Charlotte Belshe of Outreach International explained by email:
The use of the organization name “Oxfam” in our ad was an error. When Google suggested a list of 50+ keywords to incorporate to our existing ads, “Oxfam” must have been included in the list of suggestions and was added as a part of the entire group of recommended keywords. We would never intentionally use the name of another charity to boost our content.
Danielle Arnold of the ASPCA, via email, also challenged my assumption that the ASPCA was poaching:
There are a combination of factors that impact the ads displayed on Google searches, including an individual user’s search history, current bid rates, and Google’s proprietary algorithm, so that assumption is incorrect. Beyond that, we do not comment on our marketing strategy.
Somehow I doubt that Google’s algorithm would insert an ASPCA ad into a search for “donate goat Oxfam,” but maybe that’s just me.
Search for the ASPCA, by the way, and you find an ad from Best Friends, a smaller animal welfare nonprofit:
Google, as you’d expect, isn’t happy about this. Last month, it made changes to Ad Grants. Google told nonprofits that “branded words that you don’t own like “YouTube” or “Google” or names of newspapers or other organizations” are not permitted as keywords. That should put an end to the practice of poaching.
Why blog about this? Primarily because it’s a reminder of how competition works in the nonprofit sector, which is to say, not very well. All too often, NGOs view their competitors as other NGOS, as they seek donors or media attention. There’s more talk of collaboration in the sector than there is actual collaboration.
It’s also illustrates how big nonprofits use data. Witness WWF’s reluctance to “share details of our online ad strategy.” Well-funded NGOS use A/B testing to determine which direct mail or email fundraising messages work best, in order to maximize the impact of their ad budgets. Very few are as rigorous when it comes to testing the impact of their programs to see which work and which don’t.
Finally, goats. Wow, they’re popular. Vanguard Charitable, which hosts donor-advised funds, buys Google ads for the search terms “donate goats.” So do Compassion International, Save the Children and St. Jude’s Children’s Research Hospital:
Never mind that buying a goat (or a chicken or ducks) for a poor family at Christmas (or any other time) is a dumb idea.

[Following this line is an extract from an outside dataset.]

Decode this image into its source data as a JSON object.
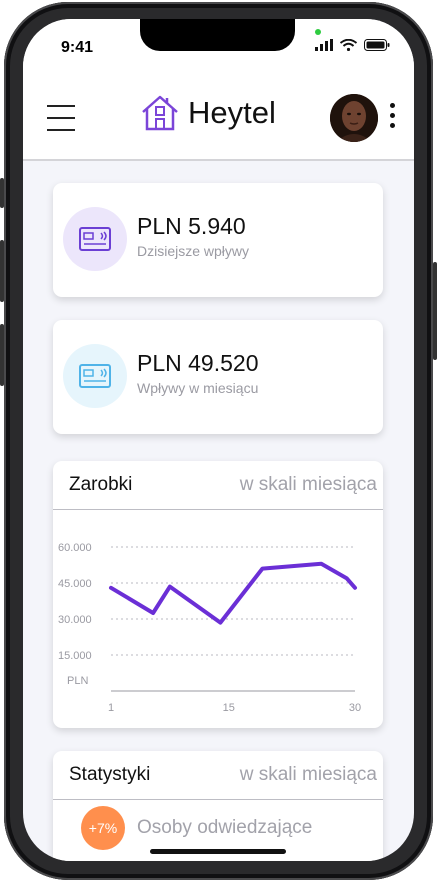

For one thing, it’s not really a goat. The small print in those charity holiday gift catalogs gives the charity the freedom to take money donated for goats, and spend it on other programs; often they do. In essence, goats are a fund-raising gimmicks. How many goat-giving charities ever report on how many goats they’ve given away, how much they cost and whether improve incomes for the poor? Not one that I am aware of.

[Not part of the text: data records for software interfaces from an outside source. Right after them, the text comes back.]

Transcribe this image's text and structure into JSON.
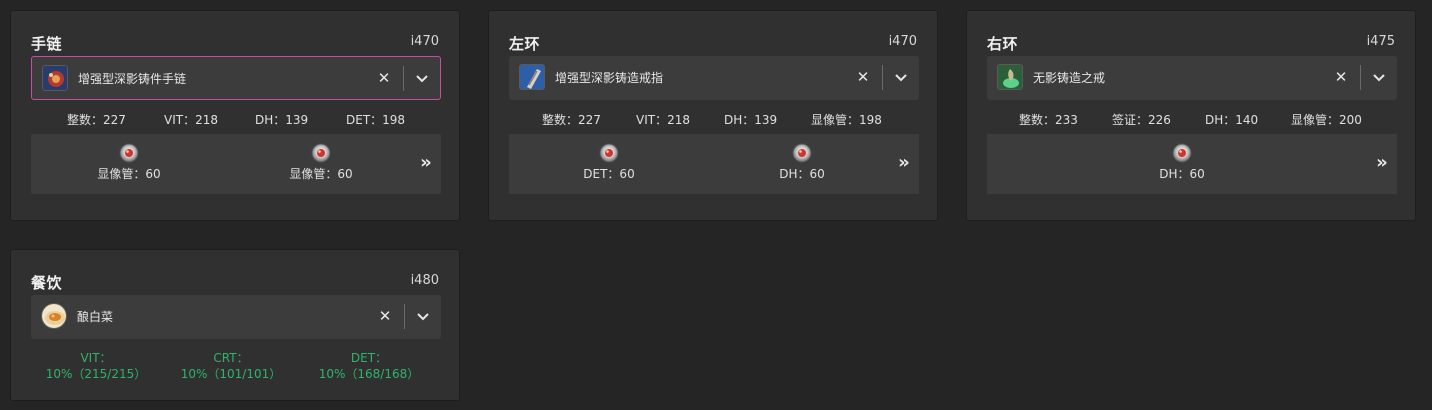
{
  "colors": {
    "background": "#252525",
    "card": "#303030",
    "select": "#3c3c3c",
    "active_border": "#c24fa0",
    "food_stat": "#2eb36c"
  },
  "bracelet": {
    "title": "手链",
    "ilvl": "i470",
    "item": {
      "name": "增强型深影铸件手链",
      "icon": "bracelet-icon"
    },
    "stats": [
      "整数：227",
      "VIT：218",
      "DH：139",
      "DET：198"
    ],
    "materia": [
      {
        "label": "显像管：60",
        "icon": "materia-icon"
      },
      {
        "label": "显像管：60",
        "icon": "materia-icon"
      }
    ],
    "more": "»"
  },
  "left_ring": {
    "title": "左环",
    "ilvl": "i470",
    "item": {
      "name": "增强型深影铸造戒指",
      "icon": "ring-icon"
    },
    "stats": [
      "整数：227",
      "VIT：218",
      "DH：139",
      "显像管：198"
    ],
    "materia": [
      {
        "label": "DET：60",
        "icon": "materia-icon"
      },
      {
        "label": "DH：60",
        "icon": "materia-icon"
      }
    ],
    "more": "»"
  },
  "right_ring": {
    "title": "右环",
    "ilvl": "i475",
    "item": {
      "name": "无影铸造之戒",
      "icon": "ring-icon"
    },
    "stats": [
      "整数：233",
      "签证：226",
      "DH：140",
      "显像管：200"
    ],
    "materia": [
      {
        "label": "DH：60",
        "icon": "materia-icon"
      }
    ],
    "more": "»"
  },
  "food": {
    "title": "餐饮",
    "ilvl": "i480",
    "item": {
      "name": "酿白菜",
      "icon": "food-icon"
    },
    "stats": [
      {
        "name": "VIT：",
        "value": "10%（215/215）"
      },
      {
        "name": "CRT：",
        "value": "10%（101/101）"
      },
      {
        "name": "DET：",
        "value": "10%（168/168）"
      }
    ]
  },
  "controls": {
    "clear": "✕"
  }
}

The bigger question is, why would donors in rich countries presume that what people in poor countries want is a goat? (It’s hard enough for me to figure out what my wife wants for her birthday.) Maybe what poor people in Africa, Asia or Latin America want is a chicken or a tin roof or school fees or, gee, cash. I wouldn’t expect someone I’ve never met in a poor country to choose a gift out of a catalog for me. So why would I choose one for them?